Mike DeWine and a dozen other state attorneys general have an expansive view of religious freedom. They argue that the Affordable Care Act violates the right of business owners to exercise freely their religious beliefs by mandating coverage of contraception in company health plans. They have suggested to Kathleen Sebelius, the secretary of health and human services, the agency back away from the requirement.
DeWine rightly points out that part of what has defined the country and all but erased religious strife is “our commitment to religious freedom.” Oddly, the Ohio attorney general would encourage clashes by allowing business owners to impose their religious views on employees.
Already the Obama White House has carved exemptions for churches and similar religious institutions. It then made changes to broaden the exemption. DeWine and his colleagues go too far in saying businesses should be accommodated, too. The religious freedom allowed a business owner is the one all of us enjoy, the right to make personal choices about what faith to hold or not.
In putting together a package of guaranteed benefits, the federal government made choices driven by health outcomes, among other things, contraception resulting in fewer unintended pregnancies and abortions. More, the decision to include birth control reflects its widespread use, across many faiths, no doubt, and the important role it has played in women’s lives.

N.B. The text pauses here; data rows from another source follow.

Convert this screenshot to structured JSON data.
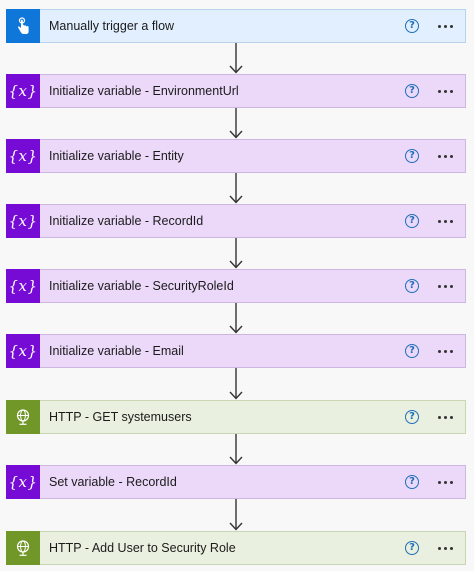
{
  "flow": {
    "steps": [
      {
        "kind": "trigger",
        "icon": "touch-hand-icon",
        "title": "Manually trigger a flow",
        "help": "?"
      },
      {
        "kind": "variable",
        "icon": "variable-icon",
        "title": "Initialize variable - EnvironmentUrl",
        "help": "?"
      },
      {
        "kind": "variable",
        "icon": "variable-icon",
        "title": "Initialize variable - Entity",
        "help": "?"
      },
      {
        "kind": "variable",
        "icon": "variable-icon",
        "title": "Initialize variable - RecordId",
        "help": "?"
      },
      {
        "kind": "variable",
        "icon": "variable-icon",
        "title": "Initialize variable - SecurityRoleId",
        "help": "?"
      },
      {
        "kind": "variable",
        "icon": "variable-icon",
        "title": "Initialize variable - Email",
        "help": "?"
      },
      {
        "kind": "http",
        "icon": "globe-icon",
        "title": "HTTP - GET systemusers",
        "help": "?"
      },
      {
        "kind": "variable",
        "icon": "variable-icon",
        "title": "Set variable - RecordId",
        "help": "?"
      },
      {
        "kind": "http",
        "icon": "globe-icon",
        "title": "HTTP - Add User to Security Role",
        "help": "?"
      }
    ],
    "variable_glyph": "{x}"
  },
  "colors": {
    "trigger_accent": "#0f77d9",
    "variable_accent": "#770bd6",
    "http_accent": "#709727",
    "help_icon": "#1f6fb8"
  }
}
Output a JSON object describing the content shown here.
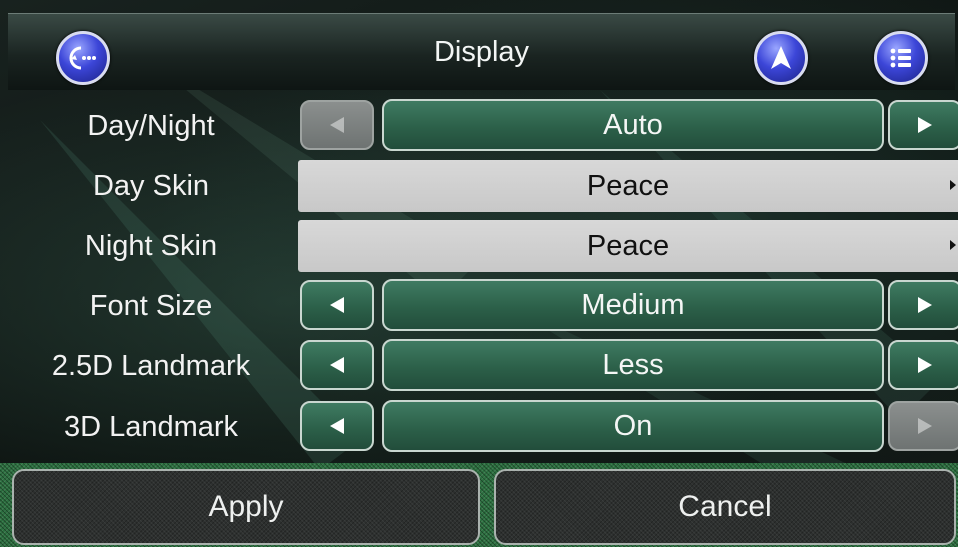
{
  "header": {
    "title": "Display",
    "back_icon": "back-more-icon",
    "navigate_icon": "navigation-arrow-icon",
    "menu_icon": "menu-list-icon"
  },
  "settings": [
    {
      "label": "Day/Night",
      "value": "Auto",
      "type": "selector",
      "prev_enabled": false,
      "next_enabled": true
    },
    {
      "label": "Day Skin",
      "value": "Peace",
      "type": "list"
    },
    {
      "label": "Night Skin",
      "value": "Peace",
      "type": "list"
    },
    {
      "label": "Font Size",
      "value": "Medium",
      "type": "selector",
      "prev_enabled": true,
      "next_enabled": true
    },
    {
      "label": "2.5D Landmark",
      "value": "Less",
      "type": "selector",
      "prev_enabled": true,
      "next_enabled": true
    },
    {
      "label": "3D Landmark",
      "value": "On",
      "type": "selector",
      "prev_enabled": true,
      "next_enabled": false
    }
  ],
  "footer": {
    "apply_label": "Apply",
    "cancel_label": "Cancel"
  },
  "colors": {
    "accent_green": "#2c6049",
    "button_blue": "#3c46d8",
    "footer_green": "#2b6f3f"
  }
}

How many firms would limit the pool of potential workers to those who share the religious beliefs of the boss or owner? Not many, if the aim is to attract the highest caliber of employee. They may even include birth control in their health coverage as part of attracting a wide range of applicants. This is the practical understanding of an increasingly diverse workplace. It hardly infringes on personal belief or religious freedom.